Policy on Legislative Bijuralism

Why a policy on legislative bijuralism?

Canada has two official languages and two legal systems : the French civil law system in Quebec and the English common law system elsewhere.

The Department of Justice has never set itself an official policy on legislative bijuralism. The context in which federal legislation is prepared has changed a great deal since the end of the 1960s, and the time has come for the Department to move boldly and decisively.

The policy on legislative bijuralism is consistent with the leadership role the department plays in the field of bijuralism at the national level. It is also linked directly to one of the priorities of this Department, access to justice. Indeed, drafting legislative texts that take into account both legal systems is part of the commitment of the Department regarding the improvement of access to justice for all Canadians.

Objective of the legislative bijuralism policy

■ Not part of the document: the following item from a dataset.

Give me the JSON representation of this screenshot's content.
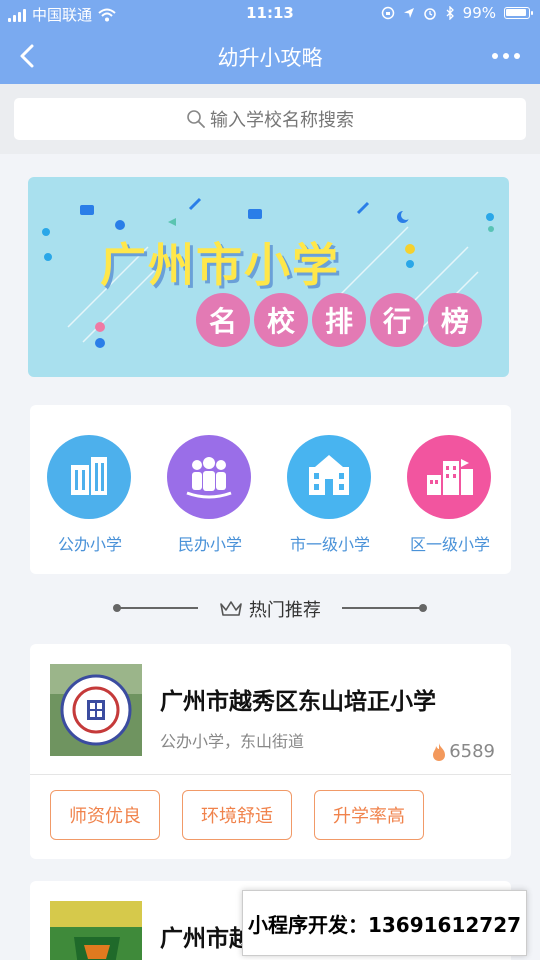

The policy on legislative bijuralism aims at providing Canadians with federal legislative texts that will reflect, in each linguistic version, the legal system in use in their province.


Since the end of the 1960s, a number of factors have come into play to drastically change the context in which federal acts and regulations are drafted. These factors should logically lead us to officially recognize the central role that bijuralism must occupy in the drafting of legislative texts.

The factors :

to identify legislative bijuralism problems, to propose solutions and to advise drafters on all matters related to legislative bijuralism.

Application of the policy on legislative bijuralism


The Department of Justice: